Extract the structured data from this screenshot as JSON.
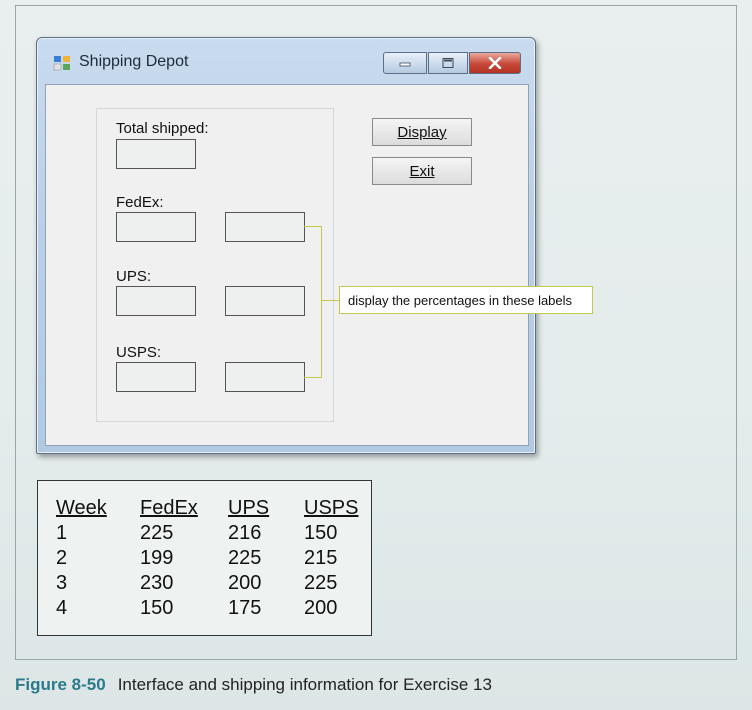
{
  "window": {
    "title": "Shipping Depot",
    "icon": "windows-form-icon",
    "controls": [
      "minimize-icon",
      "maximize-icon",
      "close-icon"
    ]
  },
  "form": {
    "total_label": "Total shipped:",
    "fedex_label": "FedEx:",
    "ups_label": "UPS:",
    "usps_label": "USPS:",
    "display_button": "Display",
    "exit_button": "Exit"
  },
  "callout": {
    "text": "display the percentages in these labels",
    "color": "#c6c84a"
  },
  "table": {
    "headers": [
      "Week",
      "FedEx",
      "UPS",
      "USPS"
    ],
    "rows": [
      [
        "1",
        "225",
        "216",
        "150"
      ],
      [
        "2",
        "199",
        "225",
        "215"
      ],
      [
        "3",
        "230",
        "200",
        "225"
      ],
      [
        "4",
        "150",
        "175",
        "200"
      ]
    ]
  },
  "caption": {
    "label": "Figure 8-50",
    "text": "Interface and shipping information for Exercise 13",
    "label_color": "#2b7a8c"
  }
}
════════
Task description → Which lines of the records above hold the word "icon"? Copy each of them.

Answer to the exercise →
    "icon": "windows-form-icon",
      "minimize-icon",
      "maximize-icon",
      "close-icon"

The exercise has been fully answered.